There’s an open kitchen area and, in the evening, there’s a casual menu with eight savoury options and a couple 
of sides.

Order your food up at the bar, where they sell local ales and Edinburgh Gin, and they’ll bring it over when it’s ready.

Us greedies went for two main courses as starters – the leek and mushroom quiche (£5.50) and a roasted beetroot and butternut squash salad (£8.50).

The former was buttery and Gruyerey, with a snappy crust. As far as quiches go, it would command a red rosette at any town fête. On the side came a decent salad featuring lamb’s lettuce and the like.

My option would have been great, if the wad of goats cheese on the top hadn’t been burnt. I like to think they hadn’t noticed, or they wouldn’t have served it.

This was the first time that I’d smelled a charred version of this variety of fromage. It was a pore-permeating stench, like a pit bull had chewed on some melted polystyrene, then yawned in one’s face.

Anyway, once I’d excised its blackened surface, this offering was nice enough. And, as long as I didn’t breathe through my nose, I could enjoy the rest of this dish, which featured crumbled walnuts, mixed bouncy leaves, cherry tomatoes, butternut squash, sugary knobs of beetroot, cucumber struts and a squirt of balsamic reduction. Good.

For under a tenner each, the main courses were spot on. The fish stew (£9.95) featured lumps of cod, potato, prawns and indigo-shelled roly-poly mussels, all of which were brewing in a rich, russet-coloured broth. There was a chevron of chilli-flecked rouille on the top, and half a baguette (the size of a chair leg) on the side. It was a hearty and rustic plateful that could have easily fed two of the sort of people who hold down outdoor jobs.

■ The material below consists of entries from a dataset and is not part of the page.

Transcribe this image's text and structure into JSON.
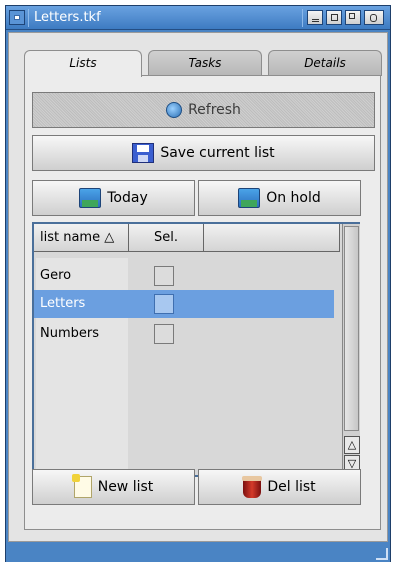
{
  "window": {
    "title": "Letters.tkf"
  },
  "tabs": [
    {
      "label": "Lists"
    },
    {
      "label": "Tasks"
    },
    {
      "label": "Details"
    }
  ],
  "buttons": {
    "refresh": "Refresh",
    "save": "Save current list",
    "today": "Today",
    "on_hold": "On hold",
    "new_list": "New list",
    "del_list": "Del list"
  },
  "list": {
    "columns": [
      "list name △",
      "Sel.",
      ""
    ],
    "rows": [
      {
        "name": "Gero",
        "selected": false
      },
      {
        "name": "Letters",
        "selected": true
      },
      {
        "name": "Numbers",
        "selected": false
      }
    ]
  },
  "icons": {
    "refresh": "refresh-icon",
    "save": "disk-icon",
    "today": "box-icon",
    "on_hold": "box-icon",
    "new_list": "note-icon",
    "del_list": "bin-icon"
  },
  "colors": {
    "titlebar": "#3d7bc2",
    "selection": "#6b9fe0"
  }
}
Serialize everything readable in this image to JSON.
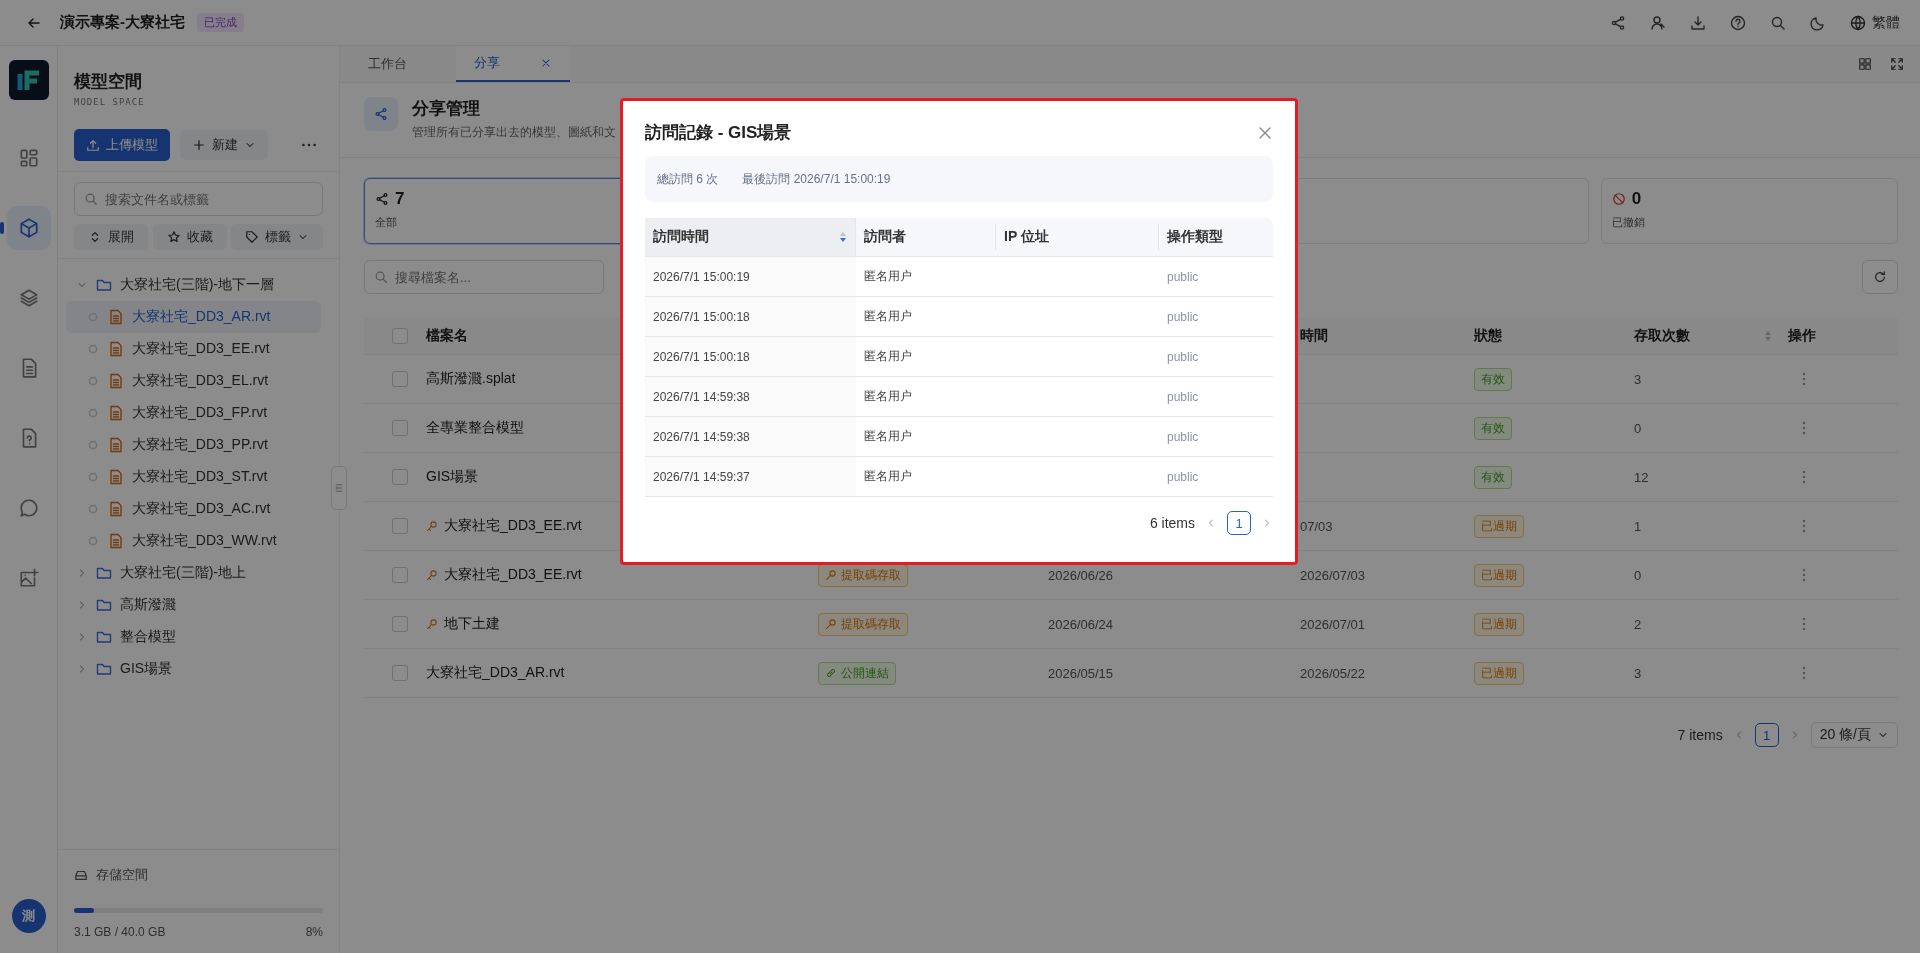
{
  "topbar": {
    "title": "演示專案-大寮社宅",
    "badge": "已完成",
    "language": "繁體"
  },
  "rail": {
    "items": [
      {
        "selected": false
      },
      {
        "selected": true
      },
      {
        "selected": false
      },
      {
        "selected": false
      },
      {
        "selected": false
      },
      {
        "selected": false
      },
      {
        "selected": false
      }
    ],
    "avatar": "測"
  },
  "sidebar": {
    "title": "模型空間",
    "subtitle": "MODEL SPACE",
    "upload": "上傳模型",
    "new": "新建",
    "search_placeholder": "搜索文件名或標籤",
    "filters": [
      {
        "label": "展開",
        "dropdown": false
      },
      {
        "label": "收藏",
        "dropdown": false
      },
      {
        "label": "標籤",
        "dropdown": true
      }
    ],
    "tree": [
      {
        "label": "大寮社宅(三階)-地下一層",
        "expanded": true,
        "children": [
          {
            "label": "大寮社宅_DD3_AR.rvt",
            "selected": true
          },
          {
            "label": "大寮社宅_DD3_EE.rvt",
            "selected": false
          },
          {
            "label": "大寮社宅_DD3_EL.rvt",
            "selected": false
          },
          {
            "label": "大寮社宅_DD3_FP.rvt",
            "selected": false
          },
          {
            "label": "大寮社宅_DD3_PP.rvt",
            "selected": false
          },
          {
            "label": "大寮社宅_DD3_ST.rvt",
            "selected": false
          },
          {
            "label": "大寮社宅_DD3_AC.rvt",
            "selected": false
          },
          {
            "label": "大寮社宅_DD3_WW.rvt",
            "selected": false
          }
        ]
      },
      {
        "label": "大寮社宅(三階)-地上",
        "expanded": false
      },
      {
        "label": "高斯潑濺",
        "expanded": false
      },
      {
        "label": "整合模型",
        "expanded": false
      },
      {
        "label": "GIS場景",
        "expanded": false
      }
    ],
    "storage": {
      "label": "存儲空間",
      "level": 0.08,
      "used": "3.1 GB / 40.0 GB",
      "percent": "8%"
    }
  },
  "tabs": [
    {
      "label": "工作台",
      "selected": false,
      "closable": false
    },
    {
      "label": "分享",
      "selected": true,
      "closable": true
    }
  ],
  "share": {
    "title": "分享管理",
    "description": "管理所有已分享出去的模型、圖紙和文",
    "stats": [
      {
        "count": "7",
        "label": "全部",
        "selected": true
      },
      {
        "count": "0",
        "label": "已撤銷",
        "selected": false
      }
    ],
    "search_placeholder": "搜尋檔案名...",
    "header": {
      "all_checked": false,
      "name": "檔案名",
      "expires": "時間",
      "status": "狀態",
      "count": "存取次數",
      "actions": "操作"
    },
    "rows": [
      {
        "checked": false,
        "access_key": false,
        "name": "高斯潑濺.splat",
        "status": {
          "kind": "valid",
          "label": "有效"
        },
        "count": "3"
      },
      {
        "checked": false,
        "access_key": false,
        "name": "全專業整合模型",
        "status": {
          "kind": "valid",
          "label": "有效"
        },
        "count": "0"
      },
      {
        "checked": false,
        "access_key": false,
        "name": "GIS場景",
        "status": {
          "kind": "valid",
          "label": "有效"
        },
        "count": "12"
      },
      {
        "checked": false,
        "access_key": true,
        "name": "大寮社宅_DD3_EE.rvt",
        "expires": "07/03",
        "status": {
          "kind": "expired",
          "label": "已過期"
        },
        "count": "1"
      },
      {
        "checked": false,
        "access_key": true,
        "name": "大寮社宅_DD3_EE.rvt",
        "type": {
          "kind": "code",
          "label": "提取碼存取"
        },
        "created": "2026/06/26",
        "expires": "2026/07/03",
        "status": {
          "kind": "expired",
          "label": "已過期"
        },
        "count": "0"
      },
      {
        "checked": false,
        "access_key": true,
        "name": "地下土建",
        "type": {
          "kind": "code",
          "label": "提取碼存取"
        },
        "created": "2026/06/24",
        "expires": "2026/07/01",
        "status": {
          "kind": "expired",
          "label": "已過期"
        },
        "count": "2"
      },
      {
        "checked": false,
        "access_key": false,
        "name": "大寮社宅_DD3_AR.rvt",
        "type": {
          "kind": "link",
          "label": "公開連結"
        },
        "created": "2026/05/15",
        "expires": "2026/05/22",
        "status": {
          "kind": "expired",
          "label": "已過期"
        },
        "count": "3"
      }
    ],
    "footer": {
      "total": "7 items",
      "page": "1",
      "page_size": "20 條/頁"
    }
  },
  "modal": {
    "title": "訪問記錄 - GIS場景",
    "total": "總訪問 6 次",
    "last": "最後訪問 2026/7/1 15:00:19",
    "columns": [
      {
        "label": "訪問時間",
        "sorted": true
      },
      {
        "label": "訪問者",
        "sorted": false
      },
      {
        "label": "IP 位址",
        "sorted": false
      },
      {
        "label": "操作類型",
        "sorted": false
      }
    ],
    "rows": [
      {
        "time": "2026/7/1 15:00:19",
        "visitor": "匿名用户",
        "action": "public"
      },
      {
        "time": "2026/7/1 15:00:18",
        "visitor": "匿名用户",
        "action": "public"
      },
      {
        "time": "2026/7/1 15:00:18",
        "visitor": "匿名用户",
        "action": "public"
      },
      {
        "time": "2026/7/1 14:59:38",
        "visitor": "匿名用户",
        "action": "public"
      },
      {
        "time": "2026/7/1 14:59:38",
        "visitor": "匿名用户",
        "action": "public"
      },
      {
        "time": "2026/7/1 14:59:37",
        "visitor": "匿名用户",
        "action": "public"
      }
    ],
    "footer": {
      "total": "6 items",
      "page": "1"
    }
  }
}
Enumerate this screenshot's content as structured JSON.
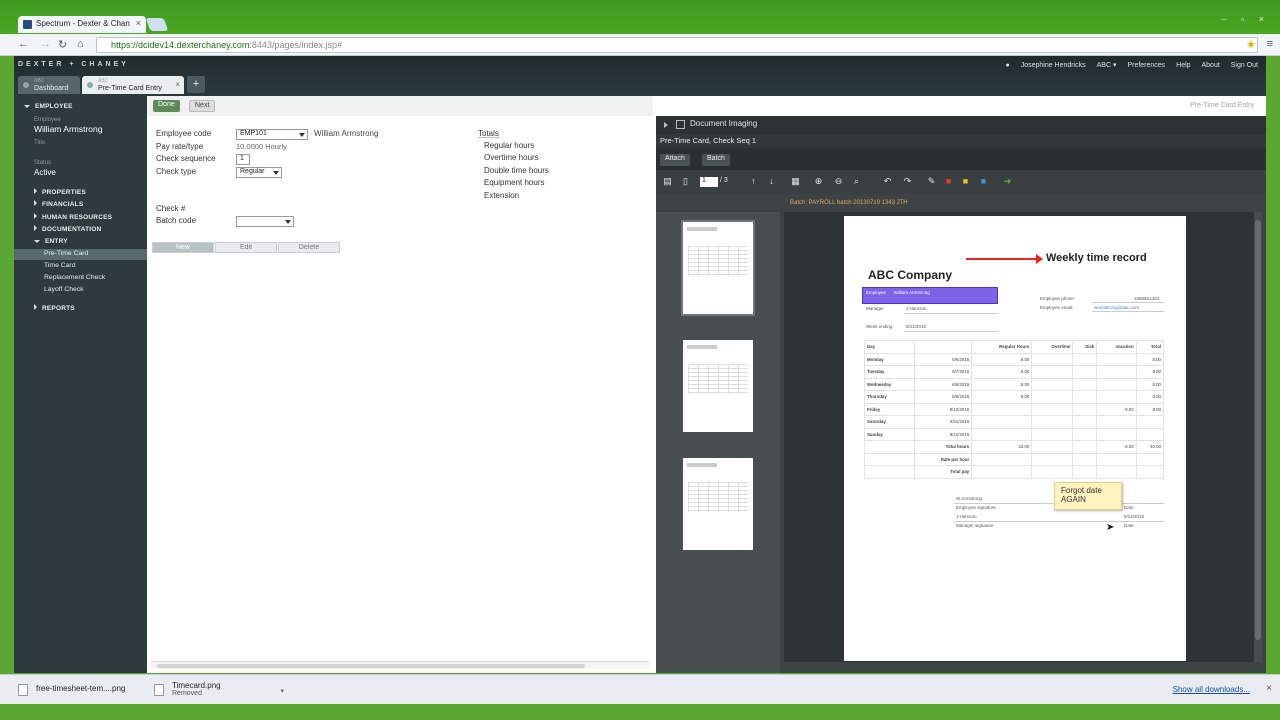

Our corn-fed chicken breast (£9.95) was great too – a big, juicy piece of char-skinned poultry. It came with stacks of cress-strewn couscous, which was blinged up by fat raisins and chickpeas, and moisturised with pan jus and balsamic. It was accompanied by a shot glass that contained a cocktail of chunky and fresh-tasting raita, as well as a not-too-hot tomato, apricot and 
chilli chutney.

Homely comfort eating.

For pudding, you can choose from an array of cakey treats, which are displayed under glass, like 
museum treasures.

I went for the hazelnut and white chocolate blondie (£1.80). “Is that a chunk of bread?” asked my dining partner, when this landed on the table.

However, its brutish appearance was deceptive. With a light and fluffy cladding, this mixture was studded with chunks of chocolate and had a good nutty taste. Happy days.

The cherry and almond friand (£1.20) was in disguise too. Rather than the dainty little cylinder that you might expect with this genre of gateau, it was a flattened tile. Tasted lovely though – it’s our new best friand.

We had to do a double take when we saw the bill. All that food, and that’s all we had to pay? Pockets still heavy with shrapnel, we skipped out of The Skylark, and off to the beach.

Portobello: concrete jungle where dreams are made.